From the moment he launched his candidacy by attacking Mexican immigrants as criminals, President Trump has returned time and again to language that is racially charged and, to many, insensitive and highly offensive.
Whether it is a calculated strategy to appeal to less tolerant and broad-minded supporters or simply a filter-free chief executive saying what’s on his mind, the cycle is by now familiar: The president speaks, critics respond with outrage, and Trump’s defenders accuse his critics of hysterically overreacting.
The latest instance came Thursday, during a White House meeting with congressional lawmakers on immigration. Trump asked why the United States would accept immigrants from “shithole countries” in Africa and the Caribbean, rather than people from places like Norway, according to two people briefed on the meeting.
A glimpse at some of the president’s earlier provocations:
“When Mexico sends its people, they’re not sending their best. They’re not sending you. They’re not sending you. They’re sending people that have lots of problems.…They’re bringing drugs. They’re bringing crime. They’re rapists, and some, I assume, are good people.”

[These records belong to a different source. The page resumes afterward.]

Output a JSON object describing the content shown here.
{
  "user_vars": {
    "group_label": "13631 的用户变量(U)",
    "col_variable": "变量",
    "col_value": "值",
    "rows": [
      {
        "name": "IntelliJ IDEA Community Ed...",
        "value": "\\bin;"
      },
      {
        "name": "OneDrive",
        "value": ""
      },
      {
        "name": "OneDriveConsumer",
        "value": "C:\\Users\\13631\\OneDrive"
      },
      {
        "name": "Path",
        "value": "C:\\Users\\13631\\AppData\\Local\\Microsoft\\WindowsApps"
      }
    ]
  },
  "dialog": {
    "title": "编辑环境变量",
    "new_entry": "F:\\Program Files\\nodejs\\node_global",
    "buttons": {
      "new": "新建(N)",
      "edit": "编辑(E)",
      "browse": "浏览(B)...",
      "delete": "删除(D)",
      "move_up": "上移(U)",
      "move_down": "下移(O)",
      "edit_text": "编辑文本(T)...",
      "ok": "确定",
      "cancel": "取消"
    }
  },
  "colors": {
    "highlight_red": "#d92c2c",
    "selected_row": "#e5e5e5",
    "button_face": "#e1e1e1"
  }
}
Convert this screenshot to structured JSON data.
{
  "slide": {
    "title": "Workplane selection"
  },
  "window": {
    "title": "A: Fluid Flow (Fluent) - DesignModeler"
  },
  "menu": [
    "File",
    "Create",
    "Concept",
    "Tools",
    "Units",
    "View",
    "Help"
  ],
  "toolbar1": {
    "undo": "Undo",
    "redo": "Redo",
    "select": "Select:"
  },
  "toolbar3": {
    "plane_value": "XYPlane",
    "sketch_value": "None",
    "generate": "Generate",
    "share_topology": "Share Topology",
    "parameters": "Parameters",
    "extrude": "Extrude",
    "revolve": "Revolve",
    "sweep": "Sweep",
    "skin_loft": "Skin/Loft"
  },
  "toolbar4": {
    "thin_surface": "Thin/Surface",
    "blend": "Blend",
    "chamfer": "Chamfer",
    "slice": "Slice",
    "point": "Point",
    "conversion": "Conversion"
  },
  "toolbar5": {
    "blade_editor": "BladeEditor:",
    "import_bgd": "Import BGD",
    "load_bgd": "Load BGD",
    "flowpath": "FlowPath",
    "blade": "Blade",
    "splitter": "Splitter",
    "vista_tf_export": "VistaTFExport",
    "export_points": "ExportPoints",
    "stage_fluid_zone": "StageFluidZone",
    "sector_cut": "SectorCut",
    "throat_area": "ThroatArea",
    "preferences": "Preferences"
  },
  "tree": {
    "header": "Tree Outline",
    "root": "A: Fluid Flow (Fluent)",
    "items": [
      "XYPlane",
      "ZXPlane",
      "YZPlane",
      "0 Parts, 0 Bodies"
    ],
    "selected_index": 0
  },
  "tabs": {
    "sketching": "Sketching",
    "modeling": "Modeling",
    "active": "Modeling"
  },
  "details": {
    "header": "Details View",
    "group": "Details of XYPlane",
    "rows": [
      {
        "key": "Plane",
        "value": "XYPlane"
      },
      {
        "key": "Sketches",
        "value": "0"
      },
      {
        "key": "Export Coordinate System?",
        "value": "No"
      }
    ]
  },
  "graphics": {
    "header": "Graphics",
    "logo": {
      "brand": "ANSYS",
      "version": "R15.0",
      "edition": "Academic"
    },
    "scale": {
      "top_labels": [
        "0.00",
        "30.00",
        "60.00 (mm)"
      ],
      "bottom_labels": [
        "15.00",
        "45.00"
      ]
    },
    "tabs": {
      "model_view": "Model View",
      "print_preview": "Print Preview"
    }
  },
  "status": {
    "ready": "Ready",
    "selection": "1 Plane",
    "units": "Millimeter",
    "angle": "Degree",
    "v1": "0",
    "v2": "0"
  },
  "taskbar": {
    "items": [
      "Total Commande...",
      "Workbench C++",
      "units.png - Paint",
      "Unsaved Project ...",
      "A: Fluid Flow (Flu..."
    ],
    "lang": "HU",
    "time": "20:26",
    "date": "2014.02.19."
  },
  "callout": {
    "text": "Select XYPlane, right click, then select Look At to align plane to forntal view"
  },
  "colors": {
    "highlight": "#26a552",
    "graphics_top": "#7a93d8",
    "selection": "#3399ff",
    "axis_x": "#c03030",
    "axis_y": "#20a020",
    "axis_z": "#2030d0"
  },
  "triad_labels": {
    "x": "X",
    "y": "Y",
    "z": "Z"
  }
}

June 16, 2015, when Trump announced his campaign for president.
Trump called for a “total and complete shutdown of Muslims entering the United States until our country’s representatives can figure out what the hell is going on.”
Dec. 7, 2015, at a South Carolina rally five days after the San Bernardino terrorist attack.
“Look at my African American over here. Look at him.”
June 3, 2016, pointing to a black man surrounded by white Trump supporters at a campaign rally in Redding.
Trump said the Mexican ancestry of a federal judge born in Indiana should disqualify him from presiding over a fraud lawsuit against Trump because of his proposed border wall. After he called U.S. District Judge Gonzalo Curiel “a member of a club or society very strongly pro-Mexican,” a reporter asked Trump whether he would also feel that a Muslim could not treat him fairly because of his proposed Muslim ban. “It’s possible, yes,” Trump said.
June 5, 2016, in a CBS News interview.
“Our inner cities, African Americans, Hispanics are living in hell because it’s so dangerous. You walk down the street, you get shot.”
Sept. 22, 2016, presidential debate with Hillary Clinton.
Haitian immigrants “all have AIDS” and Nigerian immigrants will never “go back to their huts” in Africa.
June 2017, at Oval Office meeting, according to a New York Times report quoting unnamed officials. A White House spokeswoman denied the report.
“I think there is blame on both sides.…You also had people that were very fine people on both sides.…Not all of those people were neo-Nazis, believe me. Not all of those people were white supremacists by any stretch.”
Aug. 15, 2017, days after a woman was killed and dozens injured in Charlottesville, Va., after torch-bearing Ku Klux Klansmen and other white supremacists waving Confederate flags and chanting “Jews will not replace us” confronted counter-protesters over the removal of a Robert E. Lee statue.
“They’re trying to take away our culture. They’re trying to take away our history. And our weak leaders, they do it overnight. These things have been there for 150 years, for a hundred years. You go back to a university and it’s gone. Weak, weak people.”
Aug. 22, 2017, at a rally in Phoenix, referring to the removal of Confederate monuments.
“Wouldn’t you love to see one of these NFL owners, when somebody disrespects our flag, to say, ‘Get that son of a bitch off the field right now. Out. He’s fired. He’s fired!”
Sept. 22, 2017, at a political rally in Alabama, where he denounced black football players who have taken a knee during the national anthem to protest racial discrimination in the criminal justice system.
“You were here long before any of us were here. Although we have a representative in Congress who they say was here a long time ago. They call her Pocahantas.”
Nov. 27, 2017, slur directed at Sen. Elizabeth Warren, who has claimed Native American heritage, in his remarks honoring Navajo veterans for their service in World War II.